You don’t have to be a famous researcher or engineer to come up with the next big invention. This 6th standard student’s project of making a Solar Lamp from the recycled material has proved just that.
Vedant, a Class 6 student, is not like other children his age. He plays with LEDs, diodes and magnets and dreams of making a free power source for the country. As of now, he has successfully developed an LED power source from scratch by recycling a discarded laptop battery.
While many of us struggle to find a way to discard our dead laptop batteries in an eco-friendly manner, this 11-year-old boy from Maharashtra has found a brilliant way to actually use them.
Moreover, his idea can help hundreds of people in Indian villages who do not have access to electricity.
Meet Vedant Dhiren Thaker, a Grade 6 student of Shantinagar High School, who, unlike other children his age, spends a major part of his day thinking about ways in which he can provide free electricity to the country. In his quest, armed with his love for all things electronic, he has designed and developed a power source which has been made from scratch with a recycled laptop battery.
How does it Work?
In January 2014, the battery of his father’s laptop stopped working after a year of use. Vedant wanted to find out what’s inside the battery, so he opened it. A laptop battery pack usually consists of 6 to 8 cylindrical lithium-ion (Li-ion) cells. On breaking into this one, Vedant found that only one of the 6 cells was not working. The rating of one cell was 3.7 volts and 2.2 amperes. All the others were functional but since the cells in this pack were connected in a series and one of them had stopped working, power supply to the others was also restricted. To his father’s surprise, he used one of the remaining functioning cells and installed it in a dysfunctional CFL inverter lamp which then started working perfectly.
The materials required for the light are as follows:
• A pen/pencil box
• Strips of LED lights
• A solar panel
• 3 Li-ion cells from inside a laptop battery pack
• A diode, switch and connector
Inside the box, the cells are connected to the LED strips through a connector and a switch. During normal operation, the switch is closed so that the battery can supply power and illuminate the LED.
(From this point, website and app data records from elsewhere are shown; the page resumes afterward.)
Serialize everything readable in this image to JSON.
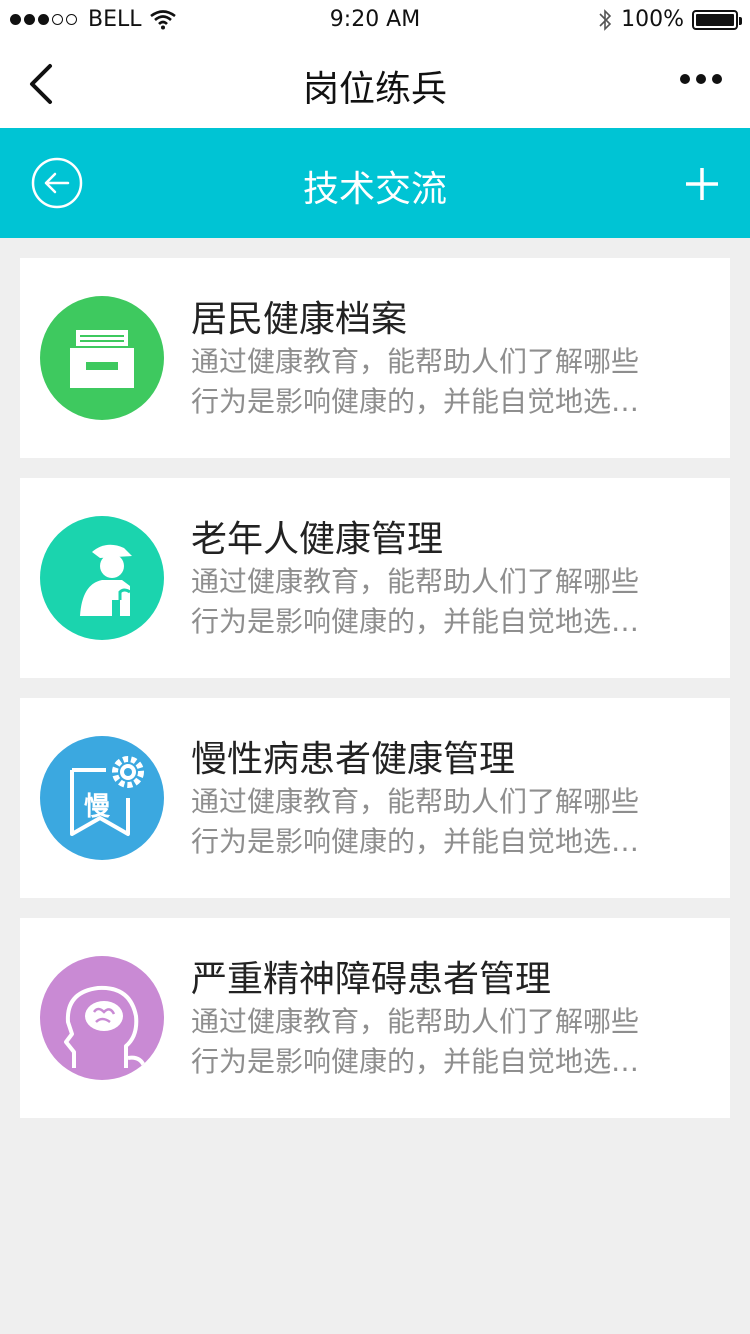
{
  "status_bar": {
    "carrier": "BELL",
    "time": "9:20 AM",
    "battery": "100%",
    "signal_bars_filled": 3,
    "signal_bars_total": 5
  },
  "nav": {
    "title": "岗位练兵",
    "back_icon": "chevron-left-icon",
    "more_icon": "more-dots-icon"
  },
  "sub_header": {
    "title": "技术交流",
    "back_icon": "circle-arrow-left-icon",
    "add_icon": "plus-icon",
    "background": "#00c4d4"
  },
  "items": [
    {
      "title": "居民健康档案",
      "desc_line1": "通过健康教育，能帮助人们了解哪些",
      "desc_line2": "行为是影响健康的，并能自觉地选…",
      "icon": "archive-box-icon",
      "color": "#3ec95f"
    },
    {
      "title": "老年人健康管理",
      "desc_line1": "通过健康教育，能帮助人们了解哪些",
      "desc_line2": "行为是影响健康的，并能自觉地选…",
      "icon": "elderly-person-icon",
      "color": "#1bd4ae"
    },
    {
      "title": "慢性病患者健康管理",
      "desc_line1": "通过健康教育，能帮助人们了解哪些",
      "desc_line2": "行为是影响健康的，并能自觉地选…",
      "icon": "chronic-disease-bookmark-gear-icon",
      "icon_text": "慢",
      "color": "#3ba8e0"
    },
    {
      "title": "严重精神障碍患者管理",
      "desc_line1": "通过健康教育，能帮助人们了解哪些",
      "desc_line2": "行为是影响健康的，并能自觉地选…",
      "icon": "head-brain-icon",
      "color": "#c98ad4"
    }
  ]
}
When he reached this point, it struck Vedant that there are no charging sources in villages. Hence he thought about one of the best available renewable energy sources – solar energy. His father got him a working solar panel, which he was lucky enough to find at a scrap store. To charge the cells, a direct current output voltage line from the solar panel is plugged in the connector. It hence supplies the output voltage from the solar panel to the cells. Another challenging thought at this point was what if there is a reverse current flow from the battery? To avoid this, Vedant added a diode to the circuit, between the solar panel and the battery, so as to prevent reverse current flow from the battery to the solar panel during the charging process.
And this gives us a power source developed from the use of functional Li-ion cells of a discarded laptop battery pack, with the added feature that the cells can be recharged. All of it done by an 11-year-old!
Benefits of the recycling Solar Lamp
- Children have an easier time studying during blackouts
- Families can save money for oil for lamps, which instead could be used for food or otherwise improve conditions of living
- Solar lamps reduce pollution
- Solar lamps provide better health for those who are replacing oil lamps
with solar lamps
Anyone can help poor people in developing countries to achieve better health and better educational options by using the solar lamps. (Source: TheBetterIndia)